One of the benefits of Oxeye’s application security platform for cloud native applications is our ability to gather data that puts open source vulnerabilities into context. Since Oxeye’s platform analyzes code statically and at runtime, we know if an open source package is installed, is loaded into memory, and is used during runtime. Eventually, our analysis puts the packages in your applications into one of these three buckets:
This forms the first layer of our analysis, which we then combine with other factors such as infrastructure configuration data and applicative flow analysis to eventually provide a severity ranking, as shown in the screenshot of our dashboard below.
In this example, there are two instances of the vulnerable log4j package in this application. However, one is ranked with a severity level of ‘Critical’, while the other is ‘Low’. When we examine the details of each instance, we can see that this difference is due to the fact that the ‘Critical’ instance is loaded and in-use, is accessible from the Internet, sits within a privileged container (giving it access to all the capabilities on the host) and shares resources with the host.
When we examine the other instance of the same vulnerability, we can see that it’s not loaded into memory, and is not accessible from the Internet. While it remains a vulnerability, it’s not at the same level of severity as the previous instance.
When your team is allocating resources for remediation, it’s immediately clear what takes precedence in this example. To add richness to the analysis, we show you the path through which the package was accessed, as shown in the graphic below. For development teams, knowing what to prioritize allows you to focus on what requires remediation right away, while for security teams, seeing the full picture enables you to better assess the entire application’s risk.

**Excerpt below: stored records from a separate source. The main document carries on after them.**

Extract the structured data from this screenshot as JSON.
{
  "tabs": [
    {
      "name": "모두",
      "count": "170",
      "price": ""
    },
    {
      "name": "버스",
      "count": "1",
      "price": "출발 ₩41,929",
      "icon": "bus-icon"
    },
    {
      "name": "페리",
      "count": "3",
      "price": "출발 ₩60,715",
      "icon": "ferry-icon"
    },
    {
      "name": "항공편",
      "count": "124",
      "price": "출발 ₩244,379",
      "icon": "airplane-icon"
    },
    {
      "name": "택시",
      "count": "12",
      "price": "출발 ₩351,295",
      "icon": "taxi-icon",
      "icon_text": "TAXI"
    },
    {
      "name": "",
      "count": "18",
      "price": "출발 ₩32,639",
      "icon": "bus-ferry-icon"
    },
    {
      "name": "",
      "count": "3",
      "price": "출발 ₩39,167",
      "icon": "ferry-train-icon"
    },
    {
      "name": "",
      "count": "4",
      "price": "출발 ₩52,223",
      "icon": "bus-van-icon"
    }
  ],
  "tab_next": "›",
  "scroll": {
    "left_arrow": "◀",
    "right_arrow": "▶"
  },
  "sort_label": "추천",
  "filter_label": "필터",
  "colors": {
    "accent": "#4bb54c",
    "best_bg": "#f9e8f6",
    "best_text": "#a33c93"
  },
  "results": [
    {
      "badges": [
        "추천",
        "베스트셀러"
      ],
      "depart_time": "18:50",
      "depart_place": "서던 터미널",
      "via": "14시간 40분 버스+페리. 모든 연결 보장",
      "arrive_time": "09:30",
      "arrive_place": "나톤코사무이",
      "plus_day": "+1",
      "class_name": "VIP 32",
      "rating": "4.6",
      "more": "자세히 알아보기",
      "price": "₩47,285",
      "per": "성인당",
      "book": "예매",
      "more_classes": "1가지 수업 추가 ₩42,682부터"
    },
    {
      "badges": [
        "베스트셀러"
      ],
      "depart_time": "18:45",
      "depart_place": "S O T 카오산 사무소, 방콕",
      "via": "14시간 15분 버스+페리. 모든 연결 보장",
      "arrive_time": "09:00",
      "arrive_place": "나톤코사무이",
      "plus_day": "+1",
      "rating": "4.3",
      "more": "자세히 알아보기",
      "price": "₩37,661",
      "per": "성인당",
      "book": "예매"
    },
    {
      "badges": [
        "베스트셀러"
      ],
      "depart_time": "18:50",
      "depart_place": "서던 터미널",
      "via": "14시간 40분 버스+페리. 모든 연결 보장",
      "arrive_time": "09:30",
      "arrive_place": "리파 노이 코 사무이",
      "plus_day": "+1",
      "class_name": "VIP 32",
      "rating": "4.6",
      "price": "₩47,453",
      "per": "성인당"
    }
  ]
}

With Oxeye’s cloud native application security solution, application security and R&D teams finally have a single, indisputable source of information that clearly shows what matters most when it comes to open source vulnerabilities. Your appsec and dev teams can now work more collaboratively and cohesively to tackle the task of remediating open source package vulnerabilities, instead of wasting time trying to figure out where to even begin.